(3) How trustworthy is the health data?
(4) Is there a strong incentive to monetize on health data as an asset?
(5) Who will be able to access health data, a broad range of actors or only closed user groups?
(6) Are there standards in place that will facilitate the interoperability of health data?
As the report states none the scenarios will occur exactly as described. Rather, they are thinking tools, and we can also influence the direction we want to go in.
Various companies who sponsored the report, gives their input on what to do. Swiss-based Novartis points to Finland as a role model:
“Finland, for example, has a very well-developed health data ecosystem. Via a central data platform implemented by the public sector, all relevant stakeholders have access to electronic disease registers, e-prescriptions and electronic laboratory and imaging data. High compatibility of its databases allows for centralized data collection and analysis. To protect data privacy, health outcome and cost data are recorded anonymously. Decentralized data storage adds another layer of security. While the Swiss system is more fragmented than Finland’s, a certain level of centralization seems compelling here too, requiring broad commitment from a range of stakeholders.”

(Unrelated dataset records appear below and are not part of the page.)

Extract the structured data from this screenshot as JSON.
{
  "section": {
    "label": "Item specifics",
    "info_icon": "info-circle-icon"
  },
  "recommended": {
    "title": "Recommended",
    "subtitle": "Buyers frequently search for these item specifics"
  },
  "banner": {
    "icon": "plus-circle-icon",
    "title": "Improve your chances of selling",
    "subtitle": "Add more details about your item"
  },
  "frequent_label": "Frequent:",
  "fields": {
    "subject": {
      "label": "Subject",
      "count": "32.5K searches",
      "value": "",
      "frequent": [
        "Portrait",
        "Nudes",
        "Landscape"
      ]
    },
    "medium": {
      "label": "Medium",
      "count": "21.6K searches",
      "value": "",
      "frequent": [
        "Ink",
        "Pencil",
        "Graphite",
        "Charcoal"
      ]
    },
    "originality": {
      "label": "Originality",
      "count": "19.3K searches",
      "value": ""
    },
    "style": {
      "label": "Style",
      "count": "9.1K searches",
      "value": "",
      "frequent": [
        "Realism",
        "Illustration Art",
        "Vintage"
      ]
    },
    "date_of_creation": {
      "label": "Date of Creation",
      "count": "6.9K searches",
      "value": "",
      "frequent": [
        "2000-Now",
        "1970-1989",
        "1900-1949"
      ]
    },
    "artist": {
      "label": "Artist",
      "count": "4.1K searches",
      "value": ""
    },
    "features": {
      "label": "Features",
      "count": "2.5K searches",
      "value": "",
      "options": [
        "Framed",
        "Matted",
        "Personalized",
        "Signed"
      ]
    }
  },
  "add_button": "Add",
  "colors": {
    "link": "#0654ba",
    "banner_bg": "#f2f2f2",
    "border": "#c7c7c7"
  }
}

Deloitte states that: “Healthcare is itself shifting from reactive to proactive and predictive – no longer is there a “one size fits all” approach but rather a personalized and uniquely tailored approach for each of us.” And then underlines; “The future of healthcare data will focus on organizations acting as ‘data custodians’ rather than ‘data owners’ for the patients/ consumers. The ultimate ownership of the data and its usage will rest with the patient. The sharing of the data will be driven by the value provided to the user by the provider.”